Azure Printed Homes is 3D Printing Houses With Recycled Plastic

Published on February 4, 2022 by Madeleine P.

With construction and environmental issues at the heart of 3D printing today, U.S.-based Azure Printed Homes has developed a solution to address both issues. In Culver City, California, the company announced the opening of its new 15,000-square-foot factory, which will house Azure Printed Homes’ custom-made 3D printer. With their technology, the machine is capable of creating large structures and buildings, such as houses or garden studios, from recycled plastic. An environmentally friendly manufacturing process that aims to transform construction methods.

Through its process and 3D printer, Azure Printed Homes wants to minimize the amount of waste going to landfills, which unfortunately regularly ends up in the oceans. Gene Eidelman, co-founder of the company, presents his motivations: “The construction sector is the largest global consumer of raw materials, responsible for approximately 20% of the world’s total carbon emissions. Our responsibility to our customers and to future generations is to use the most sustainable practices imaginable.” And to achieve more sustainable practices, Azur Printed Homes seems to have the solution.

Azure Printed Homes

Benefits of Azure Printed Homes’ Technology

According to the company, its technology would be able to build 70% faster than traditional methods, and construction costs would be reduced by 30%. Ross Maguire, also a co-founder of Azure Printed Homes, says, “We have created production efficiencies not only by capitalizing on the advances in 3D printing but by creating a design and process that is completed in only 12 hours.” He also explains that he wants to revolutionize construction processes through additive manufacturing, and offer sustainable, automated and accurate production processes. This is also because unlike traditional methods, Azure is able to produce the entire structural skeleton, , the exterior sheathing, the water control barrier, the exterior finish, the passageways for utilities, and the grounding for interior finishes, in a fraction of the time and cost.

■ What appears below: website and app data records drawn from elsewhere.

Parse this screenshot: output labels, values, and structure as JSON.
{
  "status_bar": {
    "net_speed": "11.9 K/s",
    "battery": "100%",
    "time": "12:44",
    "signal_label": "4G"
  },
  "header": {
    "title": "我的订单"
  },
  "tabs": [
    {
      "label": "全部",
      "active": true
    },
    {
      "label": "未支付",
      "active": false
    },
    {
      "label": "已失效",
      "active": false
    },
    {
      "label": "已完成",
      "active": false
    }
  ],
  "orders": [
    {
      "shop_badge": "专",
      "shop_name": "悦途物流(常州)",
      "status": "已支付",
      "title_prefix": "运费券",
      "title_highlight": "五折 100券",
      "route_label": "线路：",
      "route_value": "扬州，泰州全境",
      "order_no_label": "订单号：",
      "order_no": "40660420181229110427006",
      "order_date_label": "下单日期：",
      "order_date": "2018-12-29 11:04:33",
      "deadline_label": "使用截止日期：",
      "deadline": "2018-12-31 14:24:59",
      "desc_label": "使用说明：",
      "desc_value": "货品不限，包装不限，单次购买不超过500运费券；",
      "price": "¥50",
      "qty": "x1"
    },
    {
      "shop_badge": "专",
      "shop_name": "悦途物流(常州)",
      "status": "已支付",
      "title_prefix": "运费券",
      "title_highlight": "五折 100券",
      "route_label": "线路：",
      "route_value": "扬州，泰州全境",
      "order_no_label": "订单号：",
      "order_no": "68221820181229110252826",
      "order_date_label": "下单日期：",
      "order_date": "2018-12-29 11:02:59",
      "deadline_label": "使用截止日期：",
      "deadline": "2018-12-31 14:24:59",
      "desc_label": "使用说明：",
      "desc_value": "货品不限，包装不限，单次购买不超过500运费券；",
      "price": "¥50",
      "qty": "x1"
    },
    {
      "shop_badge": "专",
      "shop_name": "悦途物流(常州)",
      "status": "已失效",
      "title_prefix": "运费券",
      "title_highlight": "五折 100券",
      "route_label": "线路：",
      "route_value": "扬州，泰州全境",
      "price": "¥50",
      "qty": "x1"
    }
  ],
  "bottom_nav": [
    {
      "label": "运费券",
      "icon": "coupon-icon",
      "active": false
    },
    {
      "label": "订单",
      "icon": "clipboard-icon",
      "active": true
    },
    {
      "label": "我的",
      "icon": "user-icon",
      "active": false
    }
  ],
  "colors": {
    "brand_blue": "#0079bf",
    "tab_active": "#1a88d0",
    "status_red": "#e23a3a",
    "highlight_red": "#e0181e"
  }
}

At this time, Azure Printed Homes has not begun printing full-size homes but plans to start its first project by 2023. However, the company is currently accepting pre-orders for accessory dwellings and garden studios. Similar to the solution developed by the California-based company, several initiatives to combine environment and construction are emerging. For example, just recently, the Cacao Eco Village in Ecuador was announced. In this project, Valentino Gareri Atelier seeks to create dwellings out of cacao waste. You can find out more about Azure Printed Houses on their website HERE or in the video below.

What do you think of using recycled plastic to make houses? Let us know in a comment below or on our LinkedinFacebook, and Twitter pages! Don’t forget to sign up for our free weekly Newsletter here, the latest 3D printing news straight to your inbox! You can also find all our videos on our YouTube channel.

*All Photo Credits: Azure Printed Homes

Share Your Thoughts

Your email address will not be published. Required fields are marked *

Stay Updated
Every wednesday, receive a recap of the latest 3D printing news straight to your inbox.